Another important consideration for your diet is an option available in the fall – adding whole grains to your diet. Foods containing whole grains provide many health benefits, including fiber, carbohydrates for energy, and protein for muscle repair and strengthening. Make sure you first consult with your physician to learn whether adding whole grains to your diet is a healthy option for you, as some people may have gluten concerns and challenges, in which case they may be advised to select only certain low-gluten or gluten-free whole grains.
According to the Oldways Whole Grains Council, whole grains have some valuable antioxidants not found in fruits and vegetables, as well as B vitamins, vitamin E, magnesium, iron and ﬁber. The medical evidence is clear that whole grains reduce the risk of heart disease, stroke, cancer, diabetes and obesity. Few foods can oﬀer such diverse beneﬁts.
People who regularly eat whole grains have a lower risk of many chronic diseases. Replacing reﬁned grains with whole grains can signiﬁcantly improve total cholesterol and LDL (“bad”) cholesterol.

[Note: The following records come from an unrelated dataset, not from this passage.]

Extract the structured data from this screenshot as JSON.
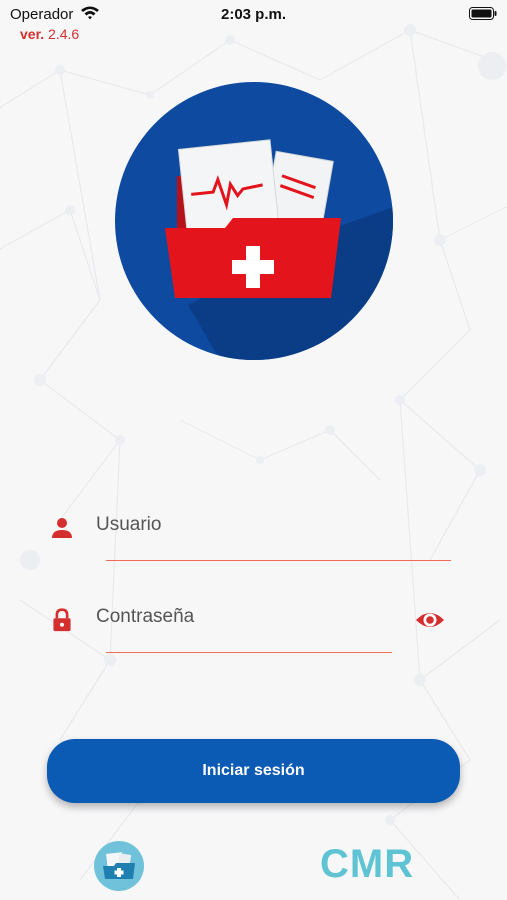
{
  "status_bar": {
    "carrier": "Operador",
    "time": "2:03 p.m.",
    "wifi_icon": "wifi-icon",
    "battery_icon": "battery-icon"
  },
  "version": {
    "prefix": "ver.",
    "number": "2.4.6"
  },
  "logo": {
    "icon": "medical-folder-icon",
    "circle_color": "#0d4aa0",
    "folder_color": "#e3141b"
  },
  "form": {
    "username": {
      "placeholder": "Usuario",
      "icon": "user-icon"
    },
    "password": {
      "placeholder": "Contraseña",
      "icon": "lock-icon",
      "toggle_icon": "eye-icon"
    },
    "accent_color": "#d32f2f",
    "underline_color": "#ef6c5a"
  },
  "login_button": {
    "label": "Iniciar sesión",
    "color": "#0b5ab3"
  },
  "footer": {
    "app_icon": "medical-folder-icon",
    "brand": "CMR",
    "brand_color": "#5ec3d2"
  }
}
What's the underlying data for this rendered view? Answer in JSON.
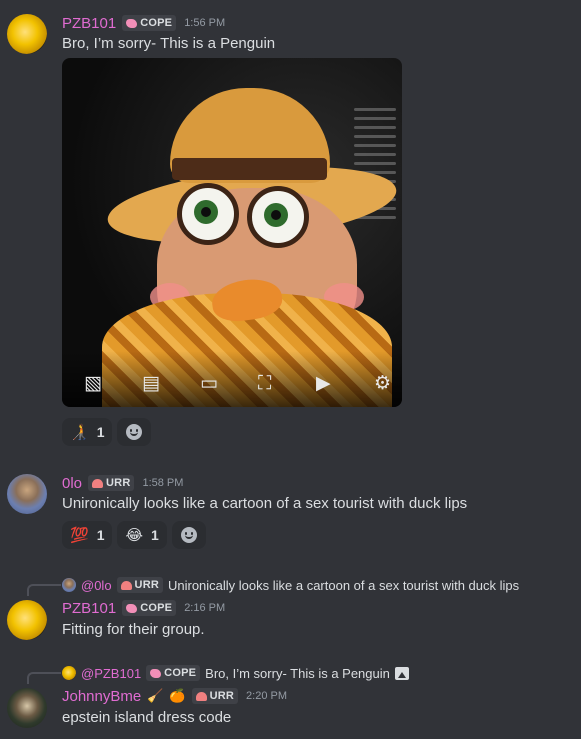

In Autumn, crops such as wheat, soybeans, corn, barley, rye, and many more are harvested before the cold winter months ahead. This can be a wonderful time of year to select from fresh grains that are now available to purchase. Many favorite fall recipes combine the health benefits of whole grains and fruits, one of which is apple cobbler/pie, which is the first thing for me that comes to mind.
Check out this resource for some tips for seniors to incorporate whole grains into their diet!
This fall, consider the fruits, vegetables, and whole grains you currently have as part of your diet, and take advantage of the many benefits of harvest time to try some new options you may have never eaten before – you never know – this fall, you may find some new favorites that are both healthy and delicious!
Please stay tuned for next month’s post for Thrive Wellness updates and share this information with your friends. Invite them to subscribe to the PSL blog. Thrive Wellness monthly blogs will post at the end of each month.
People who come to Presbyterian Senior Living come for more than just a place to live– they come to feel energized, challenged, and fulfilled; they come to THRIVE.
About Jim Mangol
Jim Mangol, Corporate Director of Thrive Wellness, supports PSL’s Thrive Wellness initiative, volunteer programming, and fitness centers. Jim has served in senior living wellness for 20 years, bringing with him extensive experience in aging services as well as, health and wellness at non-profit CCRCs. He is well known to PSL as he has been a consultant since 2016 for our Fitness and Aquatic Center programming. Jim is a graduate of Temple University with a Bachelor of Science degree in Kinesiology, as well as a 2015 graduate of the Leading Age PA Fellows in Leadership program. He is currently pursuing his Masters in Healthcare Administration degree at Delaware Valley University. Jim is an active member of the International Council on Active Aging, and the Senior Exercise Professionals of PA. Jim lives in Hatfield, PA with his wife Shannon, 3 sons: Aiden, Austin, and Anthony, an 18 year old cat named Lynnx, and a 6 month old puppy rescue named Nala. He enjoys spending time with his family, spending time outdoors, coaching youth baseball, and teaching CCD/REC.